The Italian town I studied abroad in was not like Rome, or Florence, or Milan, where English is just as common as the national Italian language. In Padova, a small fraction of the population speaks English. Many shopkeepers, restaurant owners and coffee baristas don’t know English at all, so speaking Italian is absolutely imperative in order to function as a regular member of society.
I had been warned before leaving the United States that the program I was to participate in was a real immersion program. But it took nearly my whole five months abroad to completely understand what that meant.
Of course, the first few hours I spent with my host family when I arrived in late January were uncomfortable. It seemed like the Italian I had been studying the past two and a half years had completely escaped me. I couldn’t form coherent sentences and found myself speaking a mixture of Spanish and Italian in my jittery state, leaving my host family very confused and myself completely frustrated.
I spent the first few days in Padova timidly avoiding having to speak Italian at all for fear of making grammar and vocabulary mistakes. I would craft grammatically perfect sentences in my head so that I could whip them out at my host family’s dinner table while eating gnocchi alla romana or melanzane alla parmigiana. I carefully planned my studying of the street graffiti peppered around town so I didn’t have to interact with locals. These habits lasted approximately four days.

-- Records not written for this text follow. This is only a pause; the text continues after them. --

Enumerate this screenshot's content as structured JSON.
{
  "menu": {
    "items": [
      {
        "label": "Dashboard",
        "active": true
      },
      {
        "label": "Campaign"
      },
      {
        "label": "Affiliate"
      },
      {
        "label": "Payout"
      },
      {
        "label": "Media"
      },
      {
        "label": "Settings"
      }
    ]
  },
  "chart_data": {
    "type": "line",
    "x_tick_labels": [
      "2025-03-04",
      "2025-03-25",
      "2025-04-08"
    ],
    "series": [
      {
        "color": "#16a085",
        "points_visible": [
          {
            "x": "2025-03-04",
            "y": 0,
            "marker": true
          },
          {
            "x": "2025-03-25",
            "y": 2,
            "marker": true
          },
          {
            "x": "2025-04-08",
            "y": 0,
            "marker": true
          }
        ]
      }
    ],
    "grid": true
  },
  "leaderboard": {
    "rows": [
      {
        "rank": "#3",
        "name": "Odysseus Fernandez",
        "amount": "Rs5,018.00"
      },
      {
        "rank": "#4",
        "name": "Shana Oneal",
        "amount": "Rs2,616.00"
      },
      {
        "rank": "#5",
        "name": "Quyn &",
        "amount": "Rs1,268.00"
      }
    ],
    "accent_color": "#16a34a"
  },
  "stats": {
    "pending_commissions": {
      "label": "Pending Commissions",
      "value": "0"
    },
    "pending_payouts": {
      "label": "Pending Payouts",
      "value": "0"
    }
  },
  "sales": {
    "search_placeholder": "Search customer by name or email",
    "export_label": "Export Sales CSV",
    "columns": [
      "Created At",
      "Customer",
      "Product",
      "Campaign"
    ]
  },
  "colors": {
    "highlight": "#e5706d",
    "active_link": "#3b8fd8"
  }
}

After only a few days, I saw a dramatic change in my speaking and understanding abilities of the Italian language. It didn’t happen on purpose, and it wasn’t planned on my part. It just happened. It was like a switch in my brain had turned on. Slowly I found myself thinking in Italian. I no longer had to think about what I wanted to say in order to say it. Words left my mouth confidently, and I was surprised to find out that I was forming coherent sentences with them. I was finally able to understand my hyperactive, fast-talking host sister, who, according to my host mom, Italians couldn’t understand.

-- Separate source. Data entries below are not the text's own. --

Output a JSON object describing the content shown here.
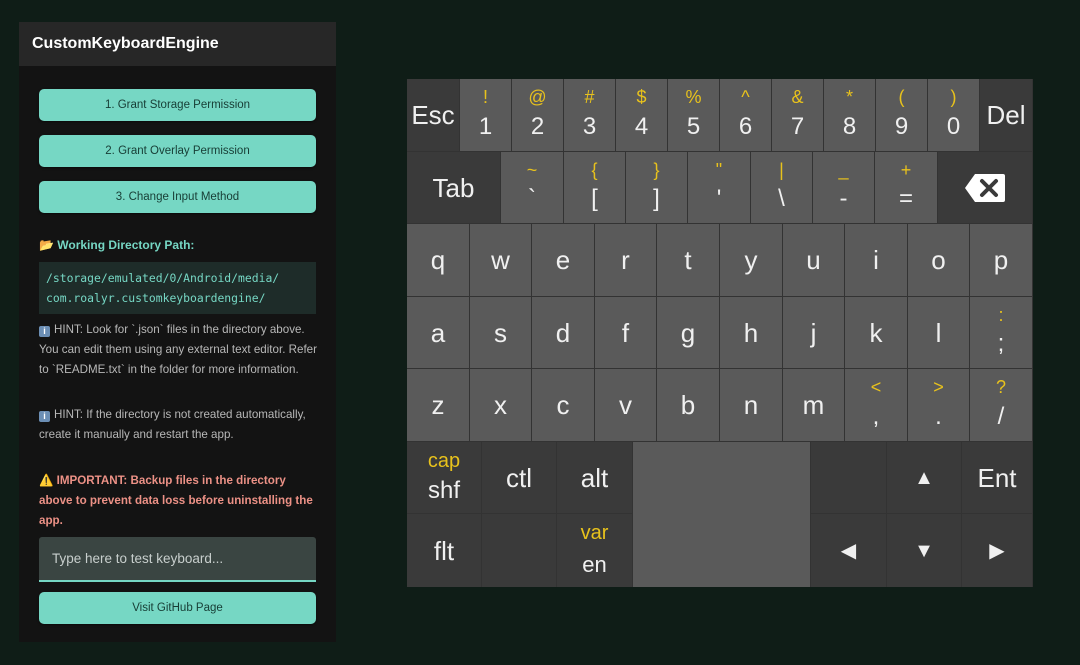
{
  "app": {
    "title": "CustomKeyboardEngine"
  },
  "buttons": {
    "storage": "1. Grant Storage Permission",
    "overlay": "2. Grant Overlay Permission",
    "input_method": "3. Change Input Method",
    "github": "Visit GitHub Page"
  },
  "directory": {
    "label": "📂 Working Directory Path:",
    "path_line1": "/storage/emulated/0/Android/media/",
    "path_line2": "com.roalyr.customkeyboardengine/"
  },
  "hints": {
    "hint1": "HINT: Look for `.json` files in the directory above. You can edit them using any external text editor. Refer to `README.txt` in the folder for more information.",
    "hint2": "HINT: If the directory is not created automatically, create it manually and restart the app.",
    "important": "⚠️ IMPORTANT: Backup files in the directory above to prevent data loss before uninstalling the app."
  },
  "test_input": {
    "placeholder": "Type here to test keyboard..."
  },
  "colors": {
    "accent": "#76d7c4",
    "keyboard_symbol": "#e8c21c",
    "important": "#ec9186"
  },
  "keyboard": {
    "row1": {
      "esc": "Esc",
      "del": "Del",
      "keys": [
        {
          "sup": "!",
          "main": "1"
        },
        {
          "sup": "@",
          "main": "2"
        },
        {
          "sup": "#",
          "main": "3"
        },
        {
          "sup": "$",
          "main": "4"
        },
        {
          "sup": "%",
          "main": "5"
        },
        {
          "sup": "^",
          "main": "6"
        },
        {
          "sup": "&",
          "main": "7"
        },
        {
          "sup": "*",
          "main": "8"
        },
        {
          "sup": "(",
          "main": "9"
        },
        {
          "sup": ")",
          "main": "0"
        }
      ]
    },
    "row2": {
      "tab": "Tab",
      "backspace_icon": "backspace-icon",
      "keys": [
        {
          "sup": "~",
          "main": "`"
        },
        {
          "sup": "{",
          "main": "["
        },
        {
          "sup": "}",
          "main": "]"
        },
        {
          "sup": "\"",
          "main": "'"
        },
        {
          "sup": "|",
          "main": "\\"
        },
        {
          "sup": "_",
          "main": "-"
        },
        {
          "sup": "+",
          "main": "="
        }
      ]
    },
    "row3": [
      "q",
      "w",
      "e",
      "r",
      "t",
      "y",
      "u",
      "i",
      "o",
      "p"
    ],
    "row4": {
      "letters": [
        "a",
        "s",
        "d",
        "f",
        "g",
        "h",
        "j",
        "k",
        "l"
      ],
      "last": {
        "sup": ":",
        "main": ";"
      }
    },
    "row5": {
      "letters": [
        "z",
        "x",
        "c",
        "v",
        "b",
        "n",
        "m"
      ],
      "symbols": [
        {
          "sup": "<",
          "main": ","
        },
        {
          "sup": ">",
          "main": "."
        },
        {
          "sup": "?",
          "main": "/"
        }
      ]
    },
    "row6": {
      "cap": "cap",
      "shf": "shf",
      "ctl": "ctl",
      "alt": "alt",
      "up": "▲",
      "ent": "Ent"
    },
    "row7": {
      "flt": "flt",
      "var": "var",
      "en": "en",
      "left": "◀",
      "down": "▼",
      "right": "▶"
    }
  }
}
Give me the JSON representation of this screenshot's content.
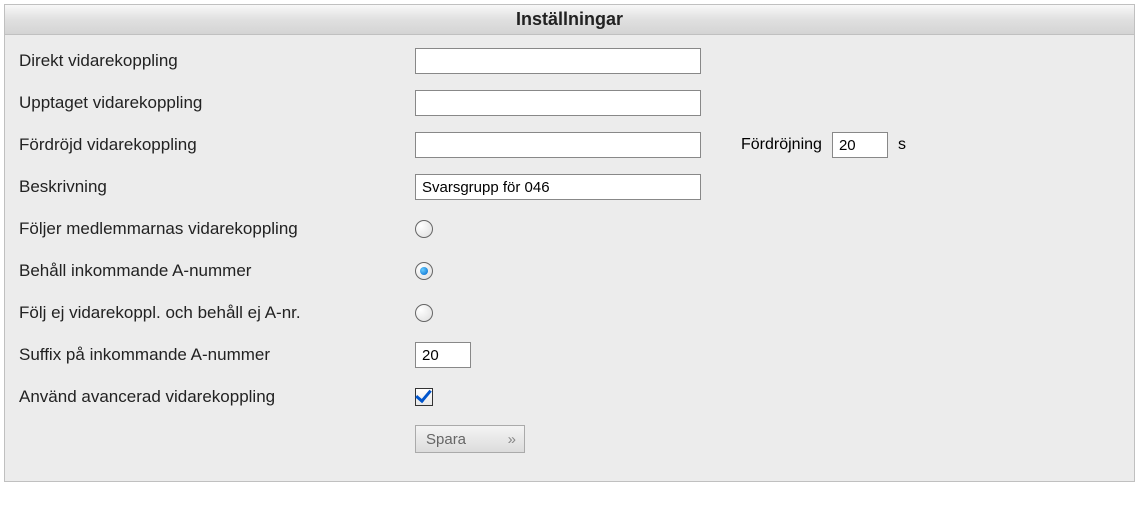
{
  "header": {
    "title": "Inställningar"
  },
  "fields": {
    "direct_forward": {
      "label": "Direkt vidarekoppling",
      "value": ""
    },
    "busy_forward": {
      "label": "Upptaget vidarekoppling",
      "value": ""
    },
    "delayed_forward": {
      "label": "Fördröjd vidarekoppling",
      "value": ""
    },
    "delay": {
      "label": "Fördröjning",
      "value": "20",
      "unit": "s"
    },
    "description": {
      "label": "Beskrivning",
      "value": "Svarsgrupp för 046"
    },
    "follow_members": {
      "label": "Följer medlemmarnas vidarekoppling"
    },
    "keep_anumber": {
      "label": "Behåll inkommande A-nummer"
    },
    "no_follow_no_keep": {
      "label": "Följ ej vidarekoppl. och behåll ej A-nr."
    },
    "suffix": {
      "label": "Suffix på inkommande A-nummer",
      "value": "20"
    },
    "use_advanced": {
      "label": "Använd avancerad vidarekoppling"
    }
  },
  "buttons": {
    "save": "Spara"
  }
}
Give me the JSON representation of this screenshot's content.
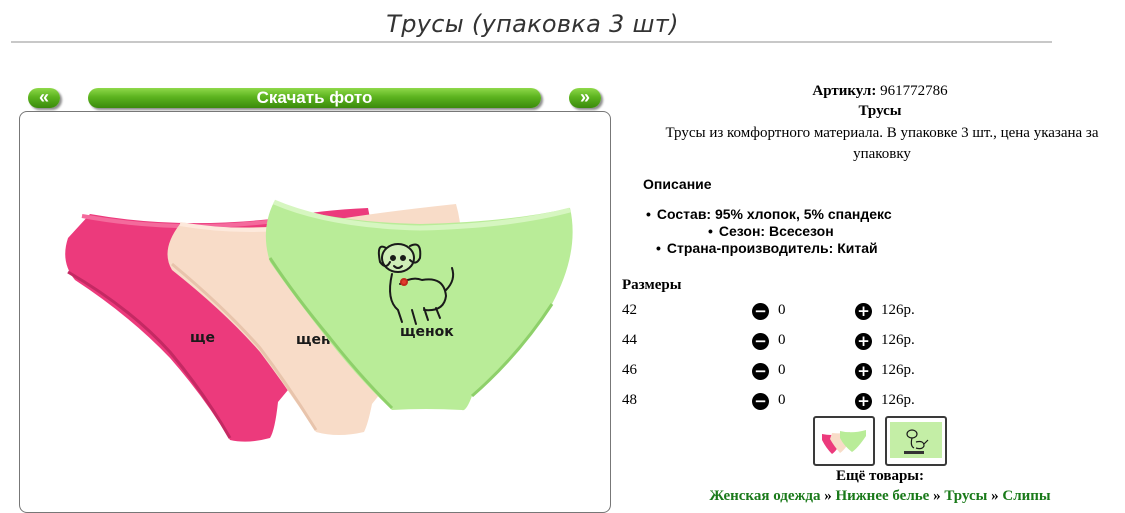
{
  "page": {
    "title": "Трусы (упаковка 3 шт)"
  },
  "gallery": {
    "prev_label": "«",
    "download_label": "Скачать фото",
    "next_label": "»",
    "print_label": "щенок",
    "print_label_partial_1": "щено",
    "print_label_partial_2": "ще"
  },
  "product": {
    "article_label": "Артикул:",
    "article_value": "961772786",
    "name": "Трусы",
    "description": "Трусы из комфортного материала. В упаковке 3 шт., цена указана за упаковку"
  },
  "details": {
    "heading": "Описание",
    "items": [
      "Состав: 95% хлопок, 5% спандекс",
      "Сезон: Всесезон",
      "Страна-производитель: Китай"
    ]
  },
  "sizes": {
    "heading": "Размеры",
    "rows": [
      {
        "size": "42",
        "qty": "0",
        "price": "126р."
      },
      {
        "size": "44",
        "qty": "0",
        "price": "126р."
      },
      {
        "size": "46",
        "qty": "0",
        "price": "126р."
      },
      {
        "size": "48",
        "qty": "0",
        "price": "126р."
      }
    ],
    "minus_symbol": "−",
    "plus_symbol": "+"
  },
  "thumbnails": [
    {
      "icon": "pack-thumbnail-icon",
      "selected": true
    },
    {
      "icon": "puppy-thumbnail-icon",
      "selected": false
    }
  ],
  "more": {
    "heading": "Ещё товары:",
    "breadcrumb": [
      "Женская одежда",
      "Нижнее белье",
      "Трусы",
      "Слипы"
    ],
    "separator": "»"
  },
  "colors": {
    "accent_green": "#5cb31f",
    "link_green": "#1a7a1a",
    "pink": "#ec3a7c",
    "peach": "#f8dcc8",
    "light_green": "#b9ec98"
  }
}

When my parents came to visit me in early April, I brought them to meet my host family. I was deep in conversation with my host dad and was addressing my American dad throughout the conversation, asking for his input. Frustrated by my father’s lack of participation I turned to him only to realize I had been speaking Italian the whole time and my American parents had no idea what I was asking them.
I can’t count the number of times I have invented new English expressions because I forgot the corresponding English word. I once told friends from my program that I had to ‘do a brain appointment’ so I wouldn’t forget to ‘do check-in’ on a RyanAir flight. English translation? “I need to remember to check-in online for my flight to Istanbul.”

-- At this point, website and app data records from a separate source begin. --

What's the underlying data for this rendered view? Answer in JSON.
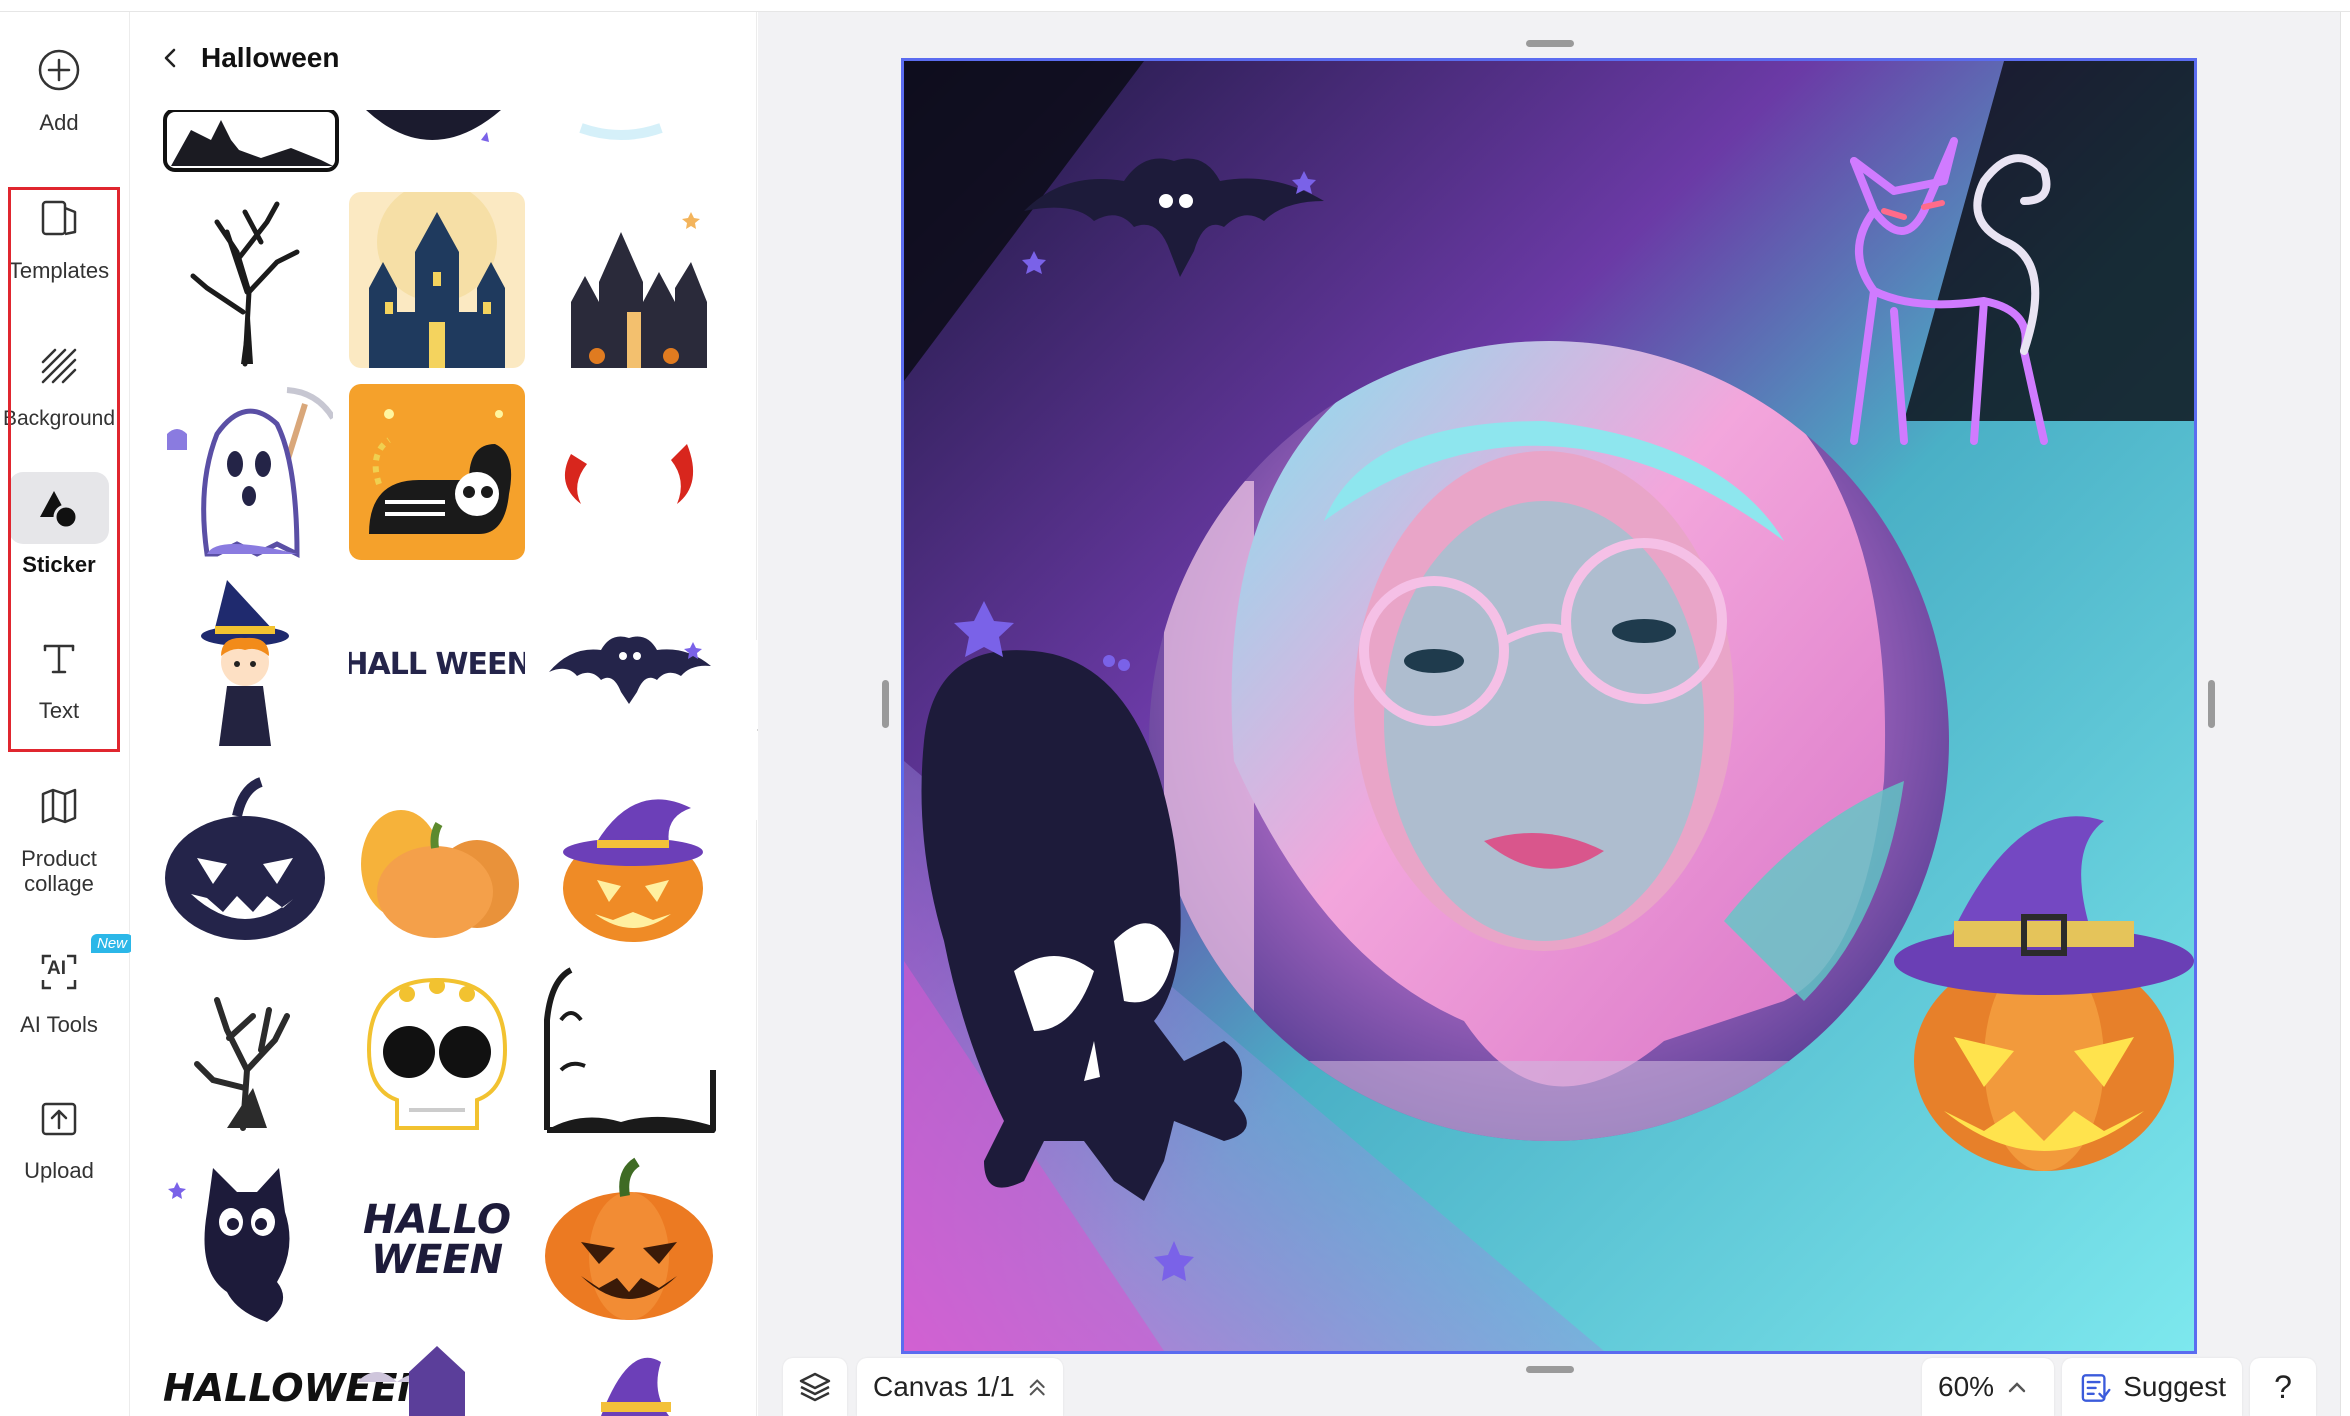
{
  "rail": {
    "items": [
      {
        "label": "Add"
      },
      {
        "label": "Templates"
      },
      {
        "label": "Background"
      },
      {
        "label": "Sticker"
      },
      {
        "label": "Text"
      },
      {
        "label": "Product\ncollage"
      },
      {
        "label": "AI Tools"
      },
      {
        "label": "Upload"
      }
    ],
    "ai_badge": "New",
    "ai_icon_text": "AI"
  },
  "panel": {
    "title": "Halloween"
  },
  "stickers": {
    "text_halloween": "HALL WEEN",
    "text_hallo": "HALLO",
    "text_ween": "WEEN",
    "text_bottom": "HALLOWEEN"
  },
  "bottom_bar": {
    "canvas_label": "Canvas 1/1",
    "zoom": "60%",
    "suggest_label": "Suggest",
    "help_label": "?"
  },
  "colors": {
    "accent": "#5b6cf0",
    "highlight": "#e0262f",
    "badge": "#2bb7e8"
  }
}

Yes, I will always remember the crystal blue waters of Capri, crossing the Ponte Vecchio at night, and first laying my eyes on the Coliseum. But what remains engrained in my mind is the way I was able to haggle over the price of a leather jacket, avoid the tourist fee for museums and gossip with my host sisters because of my ability to speak the native language.
It has been said multiple times, by multiple people, in multiple ways, that spending a semester abroad ‘changes’ you. I refused to believe the cliché that so many people affirmed and hopped onto the airplane to Italy last January convinced I would come back the same brazen, sarcastic and jaded girl that left the United States. I proved my stubborn self wrong.
When I arrived back in the United States in June, I couldn’t help but feel a sense of déjà vu. I was having issues communicating with my American mother and father during the 40-minute car ride from JFK airport to my home in Westchester, N.Y. I was frustrated because I couldn’t say what I wanted to. Except the language I was having trouble with wasn’t Italian, it was English.